In a sense, this qualifies as “oldest living plant.” However, this grove of shrubs in Tasmania is really a colony of genetically identical, vegetatively propagated clones: “World’s oldest plant?”
A team of Tasmanian botanists claims to have found the world’s oldest living plant–a vast, low-growing, one-of-a-kind shrub born more than 43,000 years ago. If their conclusions are accurate, this Lomatia tasmanica, a member of Proteaceae family otherwise known as King’s holly, would be more than three times as old as the previous record holder, a 13,000-year-old box huckleberry in Pennsylvania
The leader of the research team, Rene Vaillancourt, a plant geneticist at the University of Tasmania, says the plant ranges over an area of 1.2 km. Its age–about 43,600 years–was estimated using carbon-14 dating of charcoal found along with fossilized leaf fragments. The fragments themselves were too fragile to date, he says.
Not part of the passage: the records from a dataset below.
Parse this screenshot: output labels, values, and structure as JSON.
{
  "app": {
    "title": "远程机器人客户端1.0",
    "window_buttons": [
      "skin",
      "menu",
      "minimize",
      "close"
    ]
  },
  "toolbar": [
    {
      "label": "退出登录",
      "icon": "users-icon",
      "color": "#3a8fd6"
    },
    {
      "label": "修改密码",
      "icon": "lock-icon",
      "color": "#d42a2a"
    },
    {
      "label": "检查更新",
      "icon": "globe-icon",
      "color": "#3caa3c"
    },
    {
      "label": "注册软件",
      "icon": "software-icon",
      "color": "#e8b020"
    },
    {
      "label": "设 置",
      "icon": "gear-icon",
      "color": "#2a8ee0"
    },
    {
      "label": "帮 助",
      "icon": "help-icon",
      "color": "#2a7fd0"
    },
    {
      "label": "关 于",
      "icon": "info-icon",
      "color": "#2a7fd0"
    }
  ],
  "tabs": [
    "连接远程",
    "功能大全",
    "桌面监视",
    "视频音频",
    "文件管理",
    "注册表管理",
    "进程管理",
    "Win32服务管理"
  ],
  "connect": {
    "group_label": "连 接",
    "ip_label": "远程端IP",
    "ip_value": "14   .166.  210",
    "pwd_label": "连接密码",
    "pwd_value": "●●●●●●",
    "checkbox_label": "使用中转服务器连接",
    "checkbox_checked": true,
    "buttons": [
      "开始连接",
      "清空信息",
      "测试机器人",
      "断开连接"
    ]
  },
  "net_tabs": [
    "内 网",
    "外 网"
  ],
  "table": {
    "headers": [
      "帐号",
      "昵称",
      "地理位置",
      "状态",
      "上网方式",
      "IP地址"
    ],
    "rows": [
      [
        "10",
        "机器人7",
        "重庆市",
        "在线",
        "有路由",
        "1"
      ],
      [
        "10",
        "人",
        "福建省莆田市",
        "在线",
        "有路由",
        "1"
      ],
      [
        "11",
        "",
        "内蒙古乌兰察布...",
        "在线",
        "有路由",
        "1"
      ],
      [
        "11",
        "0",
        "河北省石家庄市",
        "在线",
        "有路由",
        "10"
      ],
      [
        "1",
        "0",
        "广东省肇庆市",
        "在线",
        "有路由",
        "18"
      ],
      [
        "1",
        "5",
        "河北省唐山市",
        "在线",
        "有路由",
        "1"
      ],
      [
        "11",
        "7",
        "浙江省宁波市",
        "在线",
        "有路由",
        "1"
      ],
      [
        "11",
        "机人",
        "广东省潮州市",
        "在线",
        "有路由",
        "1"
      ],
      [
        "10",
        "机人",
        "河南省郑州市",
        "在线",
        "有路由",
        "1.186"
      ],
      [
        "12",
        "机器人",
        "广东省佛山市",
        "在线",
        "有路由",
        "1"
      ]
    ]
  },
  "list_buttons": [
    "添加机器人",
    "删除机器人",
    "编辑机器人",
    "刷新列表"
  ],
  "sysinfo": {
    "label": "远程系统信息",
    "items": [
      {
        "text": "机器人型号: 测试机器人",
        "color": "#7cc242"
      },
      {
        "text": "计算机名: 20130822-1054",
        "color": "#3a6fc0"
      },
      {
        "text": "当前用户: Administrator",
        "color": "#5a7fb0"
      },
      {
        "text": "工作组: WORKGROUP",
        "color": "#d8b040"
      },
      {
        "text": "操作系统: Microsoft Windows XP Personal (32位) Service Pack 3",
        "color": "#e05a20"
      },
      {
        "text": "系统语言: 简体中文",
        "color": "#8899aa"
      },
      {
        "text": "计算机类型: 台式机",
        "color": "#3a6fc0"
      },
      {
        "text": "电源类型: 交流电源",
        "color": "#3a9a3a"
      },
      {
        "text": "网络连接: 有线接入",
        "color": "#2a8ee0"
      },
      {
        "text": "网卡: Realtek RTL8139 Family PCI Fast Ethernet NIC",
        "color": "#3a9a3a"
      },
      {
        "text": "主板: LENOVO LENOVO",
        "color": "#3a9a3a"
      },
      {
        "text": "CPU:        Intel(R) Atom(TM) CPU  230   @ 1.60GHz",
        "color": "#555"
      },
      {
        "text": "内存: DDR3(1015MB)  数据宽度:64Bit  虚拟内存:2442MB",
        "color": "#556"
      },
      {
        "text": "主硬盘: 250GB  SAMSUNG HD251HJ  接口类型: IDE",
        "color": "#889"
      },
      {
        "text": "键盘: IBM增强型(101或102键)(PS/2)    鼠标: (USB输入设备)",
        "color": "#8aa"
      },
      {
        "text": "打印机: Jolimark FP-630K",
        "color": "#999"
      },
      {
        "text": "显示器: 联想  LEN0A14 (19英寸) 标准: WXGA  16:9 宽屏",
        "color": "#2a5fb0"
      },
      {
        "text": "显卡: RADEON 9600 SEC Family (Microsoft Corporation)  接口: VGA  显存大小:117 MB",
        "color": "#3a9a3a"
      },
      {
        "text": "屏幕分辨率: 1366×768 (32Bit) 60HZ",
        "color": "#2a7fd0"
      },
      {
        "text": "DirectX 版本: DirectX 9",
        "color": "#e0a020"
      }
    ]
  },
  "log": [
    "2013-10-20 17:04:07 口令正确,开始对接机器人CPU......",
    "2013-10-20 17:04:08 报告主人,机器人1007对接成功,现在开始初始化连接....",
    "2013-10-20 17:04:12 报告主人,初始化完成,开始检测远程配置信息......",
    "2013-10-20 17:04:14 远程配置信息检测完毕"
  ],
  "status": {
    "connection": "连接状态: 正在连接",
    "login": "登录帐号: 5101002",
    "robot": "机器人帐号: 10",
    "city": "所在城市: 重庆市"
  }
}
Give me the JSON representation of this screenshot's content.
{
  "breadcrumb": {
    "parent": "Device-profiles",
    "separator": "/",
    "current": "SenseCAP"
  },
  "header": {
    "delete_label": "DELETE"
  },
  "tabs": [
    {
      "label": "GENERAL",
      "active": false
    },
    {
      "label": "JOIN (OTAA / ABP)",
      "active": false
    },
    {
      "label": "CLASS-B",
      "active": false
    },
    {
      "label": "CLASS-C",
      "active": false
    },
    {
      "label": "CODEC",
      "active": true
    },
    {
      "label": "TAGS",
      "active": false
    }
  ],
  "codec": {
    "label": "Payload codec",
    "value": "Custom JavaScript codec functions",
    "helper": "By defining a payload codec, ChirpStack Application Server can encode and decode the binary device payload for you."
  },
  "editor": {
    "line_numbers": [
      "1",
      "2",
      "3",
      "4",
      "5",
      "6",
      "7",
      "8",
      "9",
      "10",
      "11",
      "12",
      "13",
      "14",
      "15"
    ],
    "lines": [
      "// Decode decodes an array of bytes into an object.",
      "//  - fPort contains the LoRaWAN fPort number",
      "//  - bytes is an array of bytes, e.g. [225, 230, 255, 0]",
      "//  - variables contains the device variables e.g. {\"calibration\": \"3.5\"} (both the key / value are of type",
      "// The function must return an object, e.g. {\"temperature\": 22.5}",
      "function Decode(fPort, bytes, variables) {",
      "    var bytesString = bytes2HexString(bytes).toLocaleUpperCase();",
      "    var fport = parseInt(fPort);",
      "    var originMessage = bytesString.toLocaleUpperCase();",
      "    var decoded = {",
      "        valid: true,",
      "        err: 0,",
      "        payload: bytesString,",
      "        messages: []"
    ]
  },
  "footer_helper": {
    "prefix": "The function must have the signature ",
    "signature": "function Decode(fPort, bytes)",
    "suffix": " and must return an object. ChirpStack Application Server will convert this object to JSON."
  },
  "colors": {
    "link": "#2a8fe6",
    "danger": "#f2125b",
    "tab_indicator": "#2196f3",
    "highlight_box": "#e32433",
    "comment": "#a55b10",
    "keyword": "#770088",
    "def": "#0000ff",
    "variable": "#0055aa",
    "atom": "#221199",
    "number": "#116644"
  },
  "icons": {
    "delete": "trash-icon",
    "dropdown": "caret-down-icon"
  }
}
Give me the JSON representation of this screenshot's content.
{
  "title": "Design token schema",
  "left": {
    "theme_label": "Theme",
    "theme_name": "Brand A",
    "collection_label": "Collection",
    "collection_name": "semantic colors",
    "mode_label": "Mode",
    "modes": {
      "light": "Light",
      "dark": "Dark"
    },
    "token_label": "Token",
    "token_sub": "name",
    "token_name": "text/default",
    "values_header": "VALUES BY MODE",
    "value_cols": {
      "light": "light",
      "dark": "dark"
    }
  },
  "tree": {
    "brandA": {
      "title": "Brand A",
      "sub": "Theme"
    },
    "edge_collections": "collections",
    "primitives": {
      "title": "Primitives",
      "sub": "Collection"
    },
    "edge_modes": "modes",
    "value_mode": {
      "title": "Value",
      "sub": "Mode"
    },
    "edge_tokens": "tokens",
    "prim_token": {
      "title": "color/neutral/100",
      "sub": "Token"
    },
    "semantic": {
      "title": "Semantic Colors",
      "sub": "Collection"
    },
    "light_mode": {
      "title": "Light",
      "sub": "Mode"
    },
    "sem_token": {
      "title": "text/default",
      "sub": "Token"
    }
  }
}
Vaillancourt admits that there is no direct evidence linking the plant fossil to the living representative. But he says the time it would take for the slow-growing organism, which scientists have been monitoring for several years, to spread so broadly in the nutrient-poor soil is consistent with the isotope dating. A report on the discovery is to appear next January in the Australian Journal of Botany.
Discovered in 1934, the plant is the only known example of its species. “We’re trying to keep the exact location secret,” says Vaillancourt, noting only that it lives in a rainforest in the protected World Heritage Area in southwest Tasmania. It has shiny green leaves, 10 to 20 centimeters in length, dissected like other hollies; red flowers that bloom off the leaf tips; and about 200 stems. This specimen is sterile, propagating itself by sending out rhizomes, or roots.